> The data
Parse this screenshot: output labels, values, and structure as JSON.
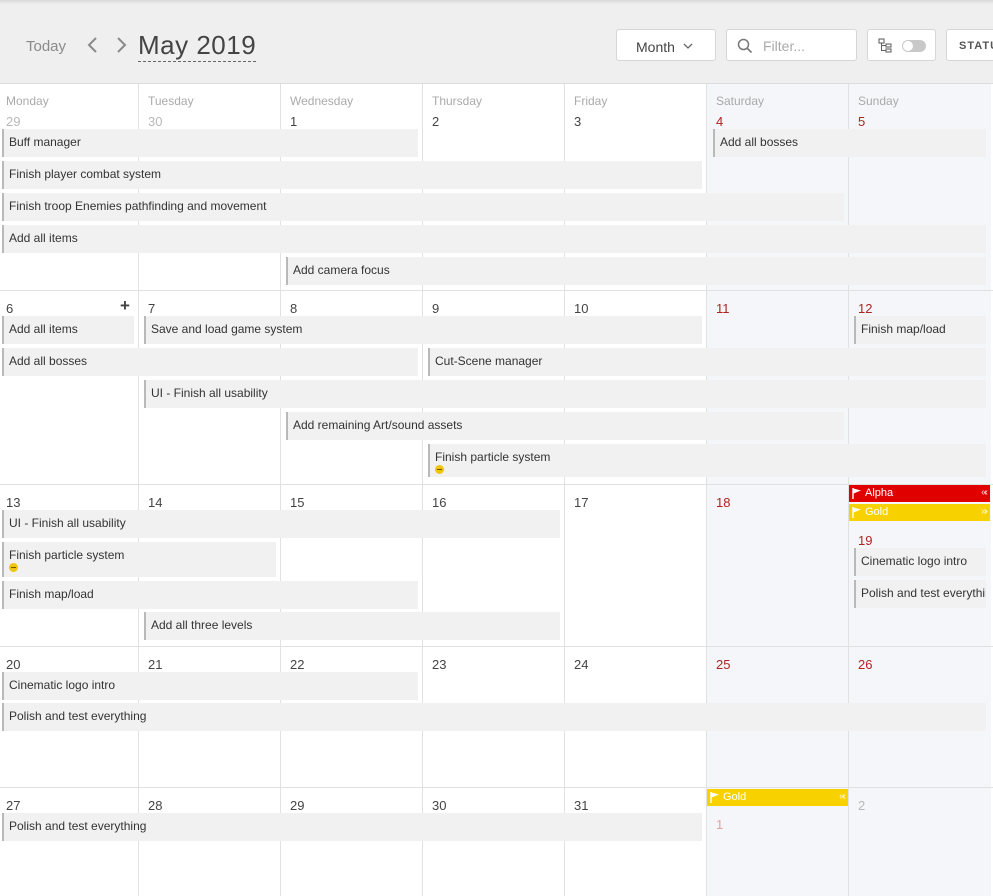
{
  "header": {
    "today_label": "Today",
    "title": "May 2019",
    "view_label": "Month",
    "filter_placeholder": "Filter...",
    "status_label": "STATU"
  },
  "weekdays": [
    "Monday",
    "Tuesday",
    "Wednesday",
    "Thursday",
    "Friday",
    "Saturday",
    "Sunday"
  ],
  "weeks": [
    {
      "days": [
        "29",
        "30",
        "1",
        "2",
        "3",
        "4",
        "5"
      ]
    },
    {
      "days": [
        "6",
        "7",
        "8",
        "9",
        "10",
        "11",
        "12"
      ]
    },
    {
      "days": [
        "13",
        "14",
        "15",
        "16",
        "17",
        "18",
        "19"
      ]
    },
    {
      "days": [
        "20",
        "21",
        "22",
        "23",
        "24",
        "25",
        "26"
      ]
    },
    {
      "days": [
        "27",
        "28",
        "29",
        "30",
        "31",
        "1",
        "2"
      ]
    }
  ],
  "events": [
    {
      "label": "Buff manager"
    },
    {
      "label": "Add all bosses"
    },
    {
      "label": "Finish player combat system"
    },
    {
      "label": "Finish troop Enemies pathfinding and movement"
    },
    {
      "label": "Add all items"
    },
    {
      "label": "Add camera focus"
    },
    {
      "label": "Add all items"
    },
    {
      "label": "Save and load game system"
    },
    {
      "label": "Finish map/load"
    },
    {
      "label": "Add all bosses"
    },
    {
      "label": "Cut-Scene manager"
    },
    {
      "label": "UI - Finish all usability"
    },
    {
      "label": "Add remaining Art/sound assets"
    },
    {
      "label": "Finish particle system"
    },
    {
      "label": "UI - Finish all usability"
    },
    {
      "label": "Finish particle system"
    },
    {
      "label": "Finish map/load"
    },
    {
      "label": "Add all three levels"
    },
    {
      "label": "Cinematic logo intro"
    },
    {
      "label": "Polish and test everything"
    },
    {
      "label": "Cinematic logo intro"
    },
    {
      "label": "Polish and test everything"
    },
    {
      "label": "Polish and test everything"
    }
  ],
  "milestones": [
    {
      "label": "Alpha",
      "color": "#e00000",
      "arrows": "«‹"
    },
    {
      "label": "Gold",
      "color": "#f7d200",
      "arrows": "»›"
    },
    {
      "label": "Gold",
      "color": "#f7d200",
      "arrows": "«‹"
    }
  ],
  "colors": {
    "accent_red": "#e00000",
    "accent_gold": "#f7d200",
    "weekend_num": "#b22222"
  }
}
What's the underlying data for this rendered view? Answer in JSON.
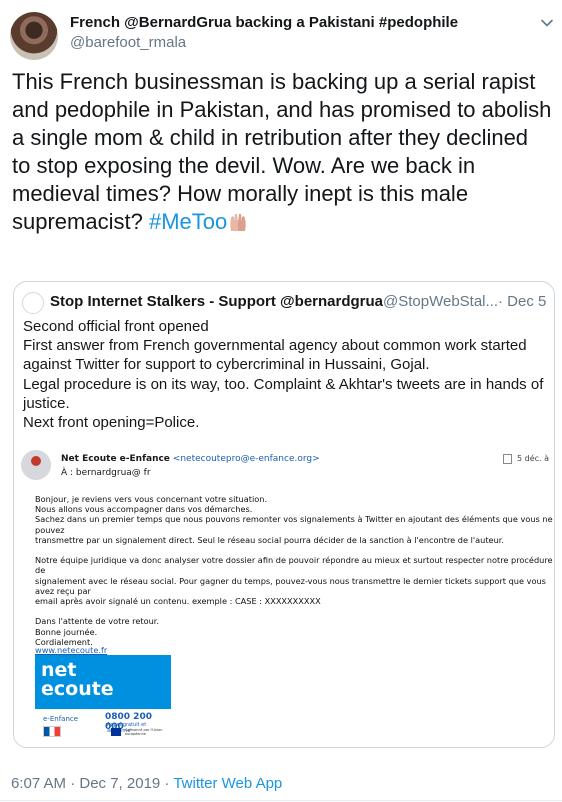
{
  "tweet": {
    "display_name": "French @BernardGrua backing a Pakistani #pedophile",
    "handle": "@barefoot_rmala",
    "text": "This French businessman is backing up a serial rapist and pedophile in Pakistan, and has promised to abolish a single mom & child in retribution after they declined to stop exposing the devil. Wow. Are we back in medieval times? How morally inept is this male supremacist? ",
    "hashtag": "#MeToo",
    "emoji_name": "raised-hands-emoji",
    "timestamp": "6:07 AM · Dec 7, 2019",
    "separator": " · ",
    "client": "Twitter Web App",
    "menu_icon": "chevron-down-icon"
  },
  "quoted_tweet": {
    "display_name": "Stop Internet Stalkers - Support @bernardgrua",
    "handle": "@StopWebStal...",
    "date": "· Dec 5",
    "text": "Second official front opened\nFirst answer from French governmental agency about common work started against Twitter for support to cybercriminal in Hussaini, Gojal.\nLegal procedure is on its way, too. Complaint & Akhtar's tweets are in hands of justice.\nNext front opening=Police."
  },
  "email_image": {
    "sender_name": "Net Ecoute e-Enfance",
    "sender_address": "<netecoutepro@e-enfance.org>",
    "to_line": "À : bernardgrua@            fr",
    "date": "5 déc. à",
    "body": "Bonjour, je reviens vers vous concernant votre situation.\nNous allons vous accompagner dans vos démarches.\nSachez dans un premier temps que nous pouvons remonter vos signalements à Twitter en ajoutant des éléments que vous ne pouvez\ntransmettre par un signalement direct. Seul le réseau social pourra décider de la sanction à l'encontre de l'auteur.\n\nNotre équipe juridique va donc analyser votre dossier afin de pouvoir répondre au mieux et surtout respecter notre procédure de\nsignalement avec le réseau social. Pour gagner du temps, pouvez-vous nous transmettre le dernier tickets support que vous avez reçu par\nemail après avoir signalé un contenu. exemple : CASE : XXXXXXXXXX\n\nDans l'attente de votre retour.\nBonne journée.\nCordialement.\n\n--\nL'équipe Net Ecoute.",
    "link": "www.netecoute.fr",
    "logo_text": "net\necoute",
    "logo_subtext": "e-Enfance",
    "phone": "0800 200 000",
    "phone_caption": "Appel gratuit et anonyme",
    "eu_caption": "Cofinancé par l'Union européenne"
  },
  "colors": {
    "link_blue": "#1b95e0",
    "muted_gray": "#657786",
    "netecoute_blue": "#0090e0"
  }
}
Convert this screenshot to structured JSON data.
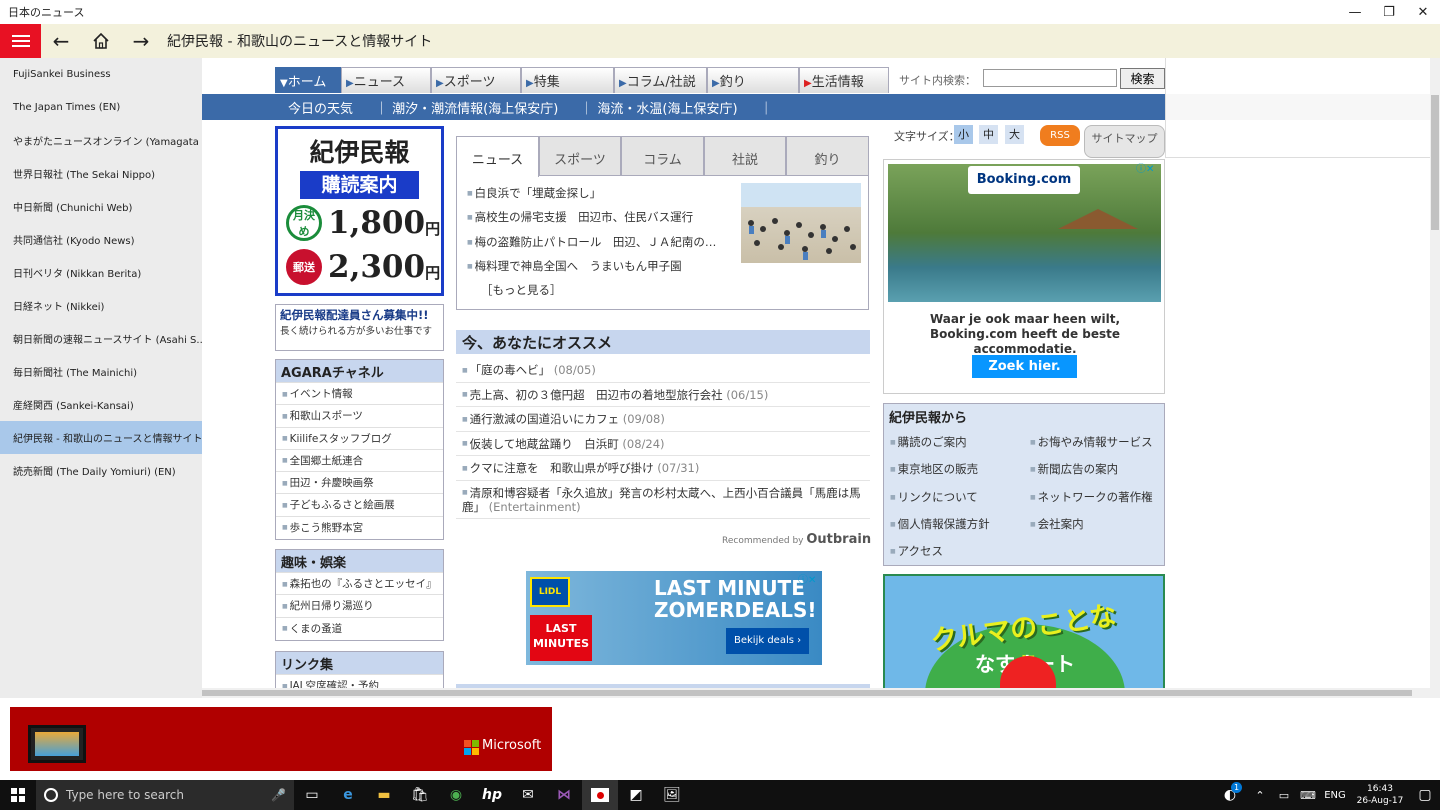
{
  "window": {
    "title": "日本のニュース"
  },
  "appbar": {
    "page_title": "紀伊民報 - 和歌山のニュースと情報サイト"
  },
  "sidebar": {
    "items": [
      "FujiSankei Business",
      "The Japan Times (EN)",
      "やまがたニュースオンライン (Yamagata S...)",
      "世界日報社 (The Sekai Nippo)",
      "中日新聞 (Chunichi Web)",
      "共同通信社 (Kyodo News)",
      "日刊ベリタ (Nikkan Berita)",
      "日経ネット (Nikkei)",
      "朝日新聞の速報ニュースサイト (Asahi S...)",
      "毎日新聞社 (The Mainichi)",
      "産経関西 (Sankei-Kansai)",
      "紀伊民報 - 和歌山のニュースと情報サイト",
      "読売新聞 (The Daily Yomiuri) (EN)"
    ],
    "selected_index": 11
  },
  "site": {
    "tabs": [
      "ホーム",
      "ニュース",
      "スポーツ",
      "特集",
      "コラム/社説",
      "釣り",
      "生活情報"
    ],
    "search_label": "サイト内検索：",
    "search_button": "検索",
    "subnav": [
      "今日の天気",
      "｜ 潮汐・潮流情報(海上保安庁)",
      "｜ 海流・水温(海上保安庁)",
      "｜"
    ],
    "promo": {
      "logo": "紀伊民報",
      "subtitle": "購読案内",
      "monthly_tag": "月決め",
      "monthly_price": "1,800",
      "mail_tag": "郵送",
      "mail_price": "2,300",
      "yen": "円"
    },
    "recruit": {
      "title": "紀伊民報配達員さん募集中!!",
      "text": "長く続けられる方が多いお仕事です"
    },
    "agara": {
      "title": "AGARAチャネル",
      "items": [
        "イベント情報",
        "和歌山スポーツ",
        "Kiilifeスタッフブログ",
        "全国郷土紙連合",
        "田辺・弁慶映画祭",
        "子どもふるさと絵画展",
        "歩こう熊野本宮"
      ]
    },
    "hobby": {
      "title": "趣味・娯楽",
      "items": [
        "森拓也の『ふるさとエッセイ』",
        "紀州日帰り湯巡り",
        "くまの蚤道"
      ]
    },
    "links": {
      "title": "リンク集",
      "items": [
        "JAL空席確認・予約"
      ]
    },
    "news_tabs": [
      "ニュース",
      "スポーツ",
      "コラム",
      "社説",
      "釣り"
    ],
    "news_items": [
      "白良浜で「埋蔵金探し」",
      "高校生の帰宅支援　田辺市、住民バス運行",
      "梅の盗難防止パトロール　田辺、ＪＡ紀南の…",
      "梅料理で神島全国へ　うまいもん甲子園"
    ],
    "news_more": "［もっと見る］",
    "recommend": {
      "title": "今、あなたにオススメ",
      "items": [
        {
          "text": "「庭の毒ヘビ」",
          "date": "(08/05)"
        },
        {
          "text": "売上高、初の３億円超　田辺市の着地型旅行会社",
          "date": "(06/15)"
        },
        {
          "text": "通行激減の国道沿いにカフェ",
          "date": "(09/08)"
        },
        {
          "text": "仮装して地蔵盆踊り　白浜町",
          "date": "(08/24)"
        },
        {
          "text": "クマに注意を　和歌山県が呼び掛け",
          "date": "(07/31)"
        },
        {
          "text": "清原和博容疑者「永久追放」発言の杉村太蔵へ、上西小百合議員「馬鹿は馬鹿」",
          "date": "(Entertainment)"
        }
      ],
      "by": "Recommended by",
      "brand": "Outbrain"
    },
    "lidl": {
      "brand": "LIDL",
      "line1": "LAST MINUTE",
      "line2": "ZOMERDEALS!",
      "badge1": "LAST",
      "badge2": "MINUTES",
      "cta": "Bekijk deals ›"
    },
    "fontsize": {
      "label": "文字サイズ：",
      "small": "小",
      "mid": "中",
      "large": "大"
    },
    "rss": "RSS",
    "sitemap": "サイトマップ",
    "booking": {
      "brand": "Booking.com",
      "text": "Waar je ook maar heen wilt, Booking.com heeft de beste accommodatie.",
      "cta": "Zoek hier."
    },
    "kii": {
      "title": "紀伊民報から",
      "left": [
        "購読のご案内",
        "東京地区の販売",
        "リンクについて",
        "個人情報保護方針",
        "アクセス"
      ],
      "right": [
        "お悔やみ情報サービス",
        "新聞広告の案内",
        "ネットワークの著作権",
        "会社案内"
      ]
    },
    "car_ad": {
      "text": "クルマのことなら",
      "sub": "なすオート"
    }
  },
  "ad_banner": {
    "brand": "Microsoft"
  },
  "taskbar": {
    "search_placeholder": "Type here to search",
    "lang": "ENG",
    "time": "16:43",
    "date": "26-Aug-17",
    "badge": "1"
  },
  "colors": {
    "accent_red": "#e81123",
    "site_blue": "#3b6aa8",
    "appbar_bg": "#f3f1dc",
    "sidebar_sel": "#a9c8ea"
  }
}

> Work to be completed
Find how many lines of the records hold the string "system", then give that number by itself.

> Written answer
4